The nurse turned off the pitocin and the epidural drip. Soon, I started to feel my natural contractions again, and this time, they made me angry. I cussed and swore at them. Why should I have to go through these when they're all for nothing, when they aren't going to bring me my baby, I asked Stephen and our doula, finally near tears.
They said our doula could come be with me in the operating room with Stephen. He kissed me goodbye, and I was brought in to prep alone. That part was the hardest. I was scared of what to expect, and even though I felt as if we'd exhausted all our options and made as informed a decision as we could, I was still bummed that all my hard work — and months of preparation and hopes and visions of a natural, drug-free birth — was resulting in the one outcome I'd most hoped to avoid. A c-section seemed so cold and clinical and sterile and ... scary.
But in the end, it wasn't scary. It was so happy. When Stephen and our doula joined me at last, the doula reminded me that I was still having a baby, that a birth was about to happen. That helped me feel less scared. Even better, my regular OB happened to be starting his on-call shift the hospital, so he came to assist at the surgery. It was nice to hear his familiar, grandfatherly voice. And when I felt the procedure start, the reality of it hit me, and I started to cry as I clutched Stephen's hand — tears of joy, not fear: "We're about to meet our baby!" We stared into each other's eyes until suddenly I heard a huge, lusty cry, and there he was — our big boy, born 5:01 p.m., weighing 8 pounds and 9.75 ounces, 21 inches long. (He was born with a sloped head, due to his position in my pelvis, but it went away in a day or two.) Stephen stood up to see over the blue surgical screen. He looked like a big, angry, coneheaded baby, Steve said later. They brought him behind the screen to show us before cleaning off the blood, and it was just amazing and miraculous. I was sobbing. And when our OB proceeded to sing "Happy Birthday" to Daniel, and the rest of the staff joined in, even our doula was teary-eyed.
After they cleaned Daniel, they let Stephen and I spend some time holding him behind the screen, and that was when I first got to touch him and kiss him and cry over him. I think my husband had some tears of joy, too. (I cried with pride, too, when they told us his two APGAR scores — which test the baby's functions at birth and five minutes of age — were 9 out of 10. And no one gets 10s. That's my overachiever!) Stephen and Daniel left together, with the doula and cameras in tow, to go to the nursery and get him weighed and tested.
Meanwhile, I was wheeled to recovery — which happens to be right next door to the tub room where I'd labored the night before. Within two hours, Daniel was back in my arms, and I started to nurse him. That was another amazing moment. If I ever had any doubts about my ability to breastfeed, they went away when Daniel went rooting around for his dinner and found it. He is the most eager and lusty little breastfeeder I could have imagined!
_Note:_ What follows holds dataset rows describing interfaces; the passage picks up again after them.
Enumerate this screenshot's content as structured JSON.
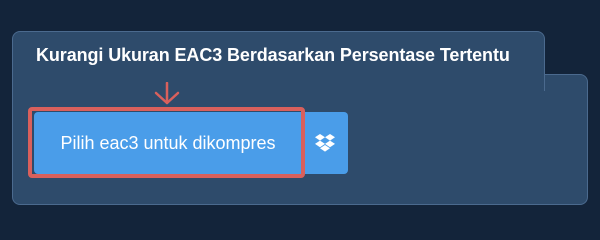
{
  "card": {
    "title": "Kurangi Ukuran EAC3 Berdasarkan Persentase Tertentu"
  },
  "upload": {
    "select_label": "Pilih eac3 untuk dikompres",
    "dropbox_icon": "dropbox-icon"
  },
  "annotation": {
    "arrow_icon": "down-arrow-icon",
    "color": "#d9605c"
  },
  "colors": {
    "background": "#13243a",
    "card": "#2e4b6b",
    "button": "#4a9de9"
  }
}
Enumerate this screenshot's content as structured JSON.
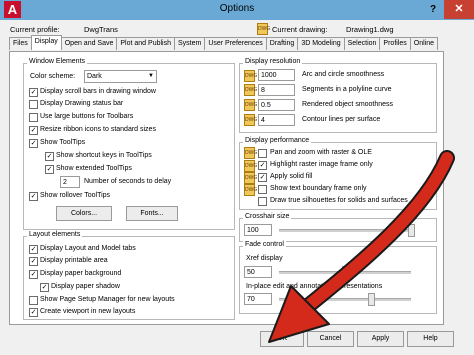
{
  "window": {
    "title": "Options",
    "help": "?",
    "close": "✕",
    "app_icon": "A"
  },
  "header": {
    "current_profile_label": "Current profile:",
    "current_profile": "DwgTrans",
    "current_drawing_label": "Current drawing:",
    "current_drawing": "Drawing1.dwg"
  },
  "tabs": [
    "Files",
    "Display",
    "Open and Save",
    "Plot and Publish",
    "System",
    "User Preferences",
    "Drafting",
    "3D Modeling",
    "Selection",
    "Profiles",
    "Online"
  ],
  "active_tab": "Display",
  "window_elements": {
    "title": "Window Elements",
    "color_scheme_label": "Color scheme:",
    "color_scheme": "Dark",
    "checks": [
      {
        "label": "Display scroll bars in drawing window",
        "checked": true
      },
      {
        "label": "Display Drawing status bar",
        "checked": false
      },
      {
        "label": "Use large buttons for Toolbars",
        "checked": false
      },
      {
        "label": "Resize ribbon icons to standard sizes",
        "checked": true
      },
      {
        "label": "Show ToolTips",
        "checked": true
      },
      {
        "label": "Show shortcut keys in ToolTips",
        "checked": true
      },
      {
        "label": "Show extended ToolTips",
        "checked": true
      },
      {
        "label": "Show rollover ToolTips",
        "checked": true
      }
    ],
    "delay_value": "2",
    "delay_label": "Number of seconds to delay",
    "colors_button": "Colors...",
    "fonts_button": "Fonts..."
  },
  "layout_elements": {
    "title": "Layout elements",
    "checks": [
      {
        "label": "Display Layout and Model tabs",
        "checked": true
      },
      {
        "label": "Display printable area",
        "checked": true
      },
      {
        "label": "Display paper background",
        "checked": true
      },
      {
        "label": "Display paper shadow",
        "checked": true
      },
      {
        "label": "Show Page Setup Manager for new layouts",
        "checked": false
      },
      {
        "label": "Create viewport in new layouts",
        "checked": true
      }
    ]
  },
  "display_resolution": {
    "title": "Display resolution",
    "rows": [
      {
        "value": "1000",
        "label": "Arc and circle smoothness"
      },
      {
        "value": "8",
        "label": "Segments in a polyline curve"
      },
      {
        "value": "0.5",
        "label": "Rendered object smoothness"
      },
      {
        "value": "4",
        "label": "Contour lines per surface"
      }
    ]
  },
  "display_performance": {
    "title": "Display performance",
    "rows": [
      {
        "label": "Pan and zoom with raster & OLE",
        "checked": false
      },
      {
        "label": "Highlight raster image frame only",
        "checked": true
      },
      {
        "label": "Apply solid fill",
        "checked": true
      },
      {
        "label": "Show text boundary frame only",
        "checked": false
      },
      {
        "label": "Draw true silhouettes for solids and surfaces",
        "checked": false
      }
    ]
  },
  "crosshair": {
    "title": "Crosshair size",
    "value": "100",
    "level": 1.0
  },
  "fade_control": {
    "title": "Fade control",
    "xref_label": "Xref display",
    "xref_value": "50",
    "xref_level": 0.5,
    "inplace_label": "In-place edit and annotative representations",
    "inplace_value": "70",
    "inplace_level": 0.7
  },
  "buttons": {
    "ok": "OK",
    "cancel": "Cancel",
    "apply": "Apply",
    "help": "Help"
  },
  "colors": {
    "titlebar": "#6aa9d6",
    "close": "#c64132",
    "arrow": "#d42a1c",
    "dialog": "#f0f0f0"
  }
}
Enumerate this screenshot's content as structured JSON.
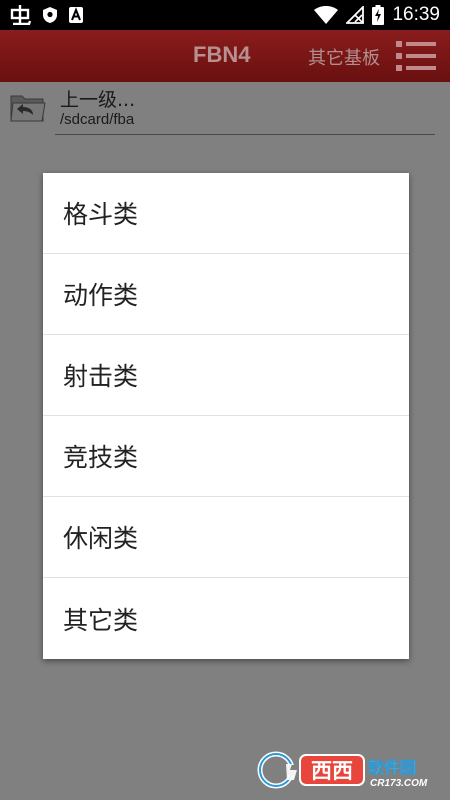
{
  "status_bar": {
    "time": "16:39",
    "notification_icons": [
      "bug-notification-icon",
      "shield-notification-icon",
      "app-a-notification-icon"
    ],
    "system_icons": [
      "wifi-icon",
      "no-signal-icon",
      "battery-charging-icon"
    ]
  },
  "title_bar": {
    "title": "FBN4",
    "other_boards_label": "其它基板",
    "menu_icon": "menu-list-icon",
    "background_color": "#7a1616"
  },
  "file_row": {
    "up_label": "上一级...",
    "path": "/sdcard/fba",
    "icon": "folder-up-icon"
  },
  "dialog": {
    "items": [
      {
        "label": "格斗类"
      },
      {
        "label": "动作类"
      },
      {
        "label": "射击类"
      },
      {
        "label": "竞技类"
      },
      {
        "label": "休闲类"
      },
      {
        "label": "其它类"
      }
    ]
  },
  "watermark": {
    "brand": "西西软件园",
    "site": "CR173.COM"
  }
}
Thank God my milk supply is meeting his demand. Although he lost a little weight before my milk came in, he had gained back his birth weight and more as of yesterday. Way to go, Daniel!
So that's it. Daniel is hungry now, so I must go. :)